Dennis H. Lee
The 2020 Henry Morgenthau III Poetry Prize Winner for his manuscript, Tidal Wave
Dennis H. Lee grew up in Brooklyn and worked in his parents’ stationery store in Manhattan’s theatre district. A graduate of Brooklyn Tech and the College of the Sequoias, where he majored in Electronics, he is a U.S Navy vet who served on the U.S.S. Enterprise. In the 1960s, he sang with the doo-wop group The Nocturnes, which once sang on the same bill as Richie Havens. He spent much of his career as a computer software engineer and manager. A poet and songwriter for over a quarter of a century, his work has appeared in many journals, including Alimentum: The Literature of Food, antiTHESIS, Descant, Elysian Fields Quarterly, and RATTLE. Dennis and his wife, Donna, co-founded the DVP Reading Series in Princeton, which continued for over 25 years. He lives in Hillsborough, New Jersey.
Tidal Wave is a serious achievement of growing up and growing older, as if these two worlds existed simultaneously on parallel planes. Much of childhood still abides in this poet, the recollection of the shape and meaning of a button, or in offices where doctors ride small horses into the waiting rooms of life, and analysts sit in spare, unfurnished rooms, or the fortune cookie offers not wisdom, but a dance. I admire the intelligence and honesty of these poems and the sense of a life constantly at the threshold of a change of heart.”
David Keplinger, Judge
Pat Anthony from Fontana, Kansas, Between Two Cities on a Greyhound
Fran Markover from Ithaca, New York, How Soft the Letting Go
Richard Downing from Hudson, Florida, Backseat myths of la inmigrante
Robert Lewis from Poughkeepsie, New York, Among the Forgotten
Judith Whiton from The Villages, Florida, House Hunting

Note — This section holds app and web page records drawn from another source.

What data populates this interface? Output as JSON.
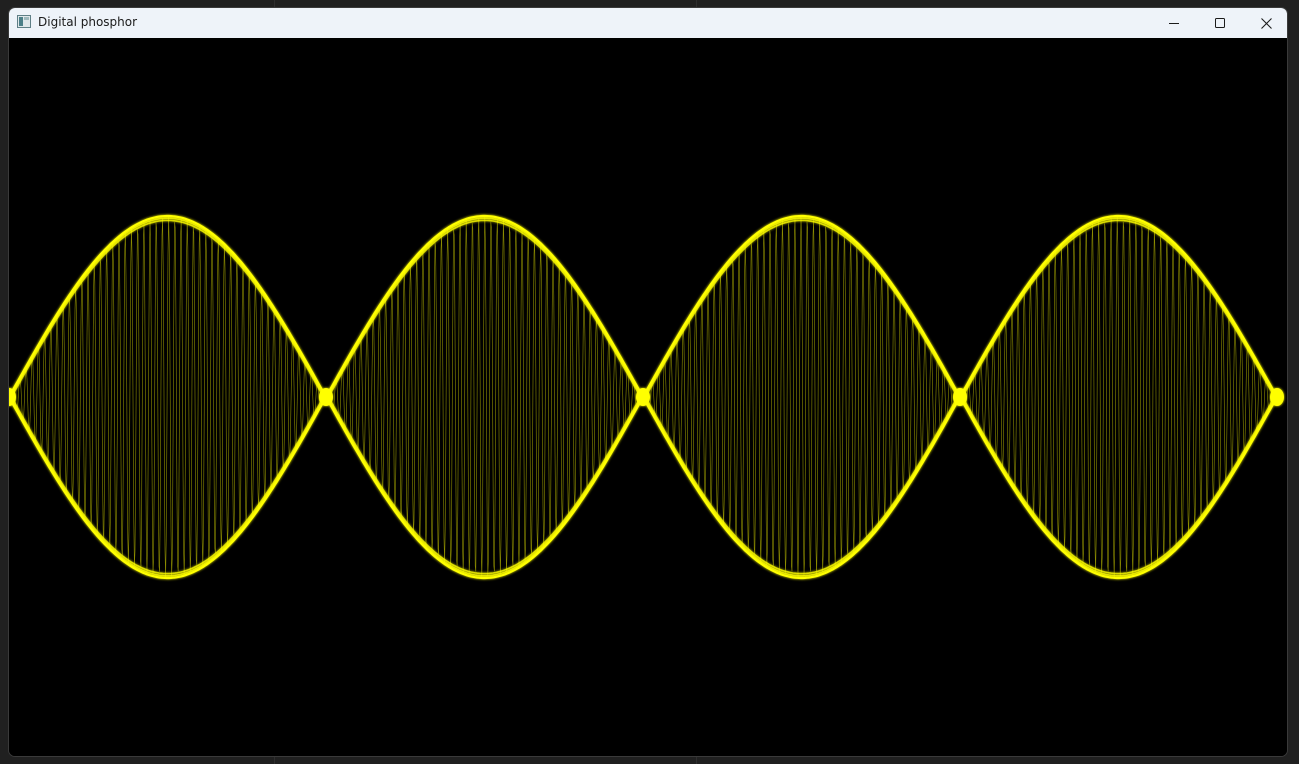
{
  "window": {
    "title": "Digital phosphor",
    "accent_color": "#ffff00",
    "background_color": "#000000"
  },
  "titlebar_controls": {
    "minimize_icon": "minimize-icon",
    "maximize_icon": "maximize-icon",
    "close_icon": "close-icon"
  },
  "waveform": {
    "description_color": "#ffff00",
    "lobes": 4
  }
}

From the editors: Thank you to everyone who sent us their excellent manuscripts for this debut prize. A special thank you to David Keplinger for all the love and sensitivity he brought to his duties as contest judge. Henry Morgenthau, who published his first book of poems at age 99, would be overjoyed to see ‘newer’ older poets receiving national recognition for their artistic achievements.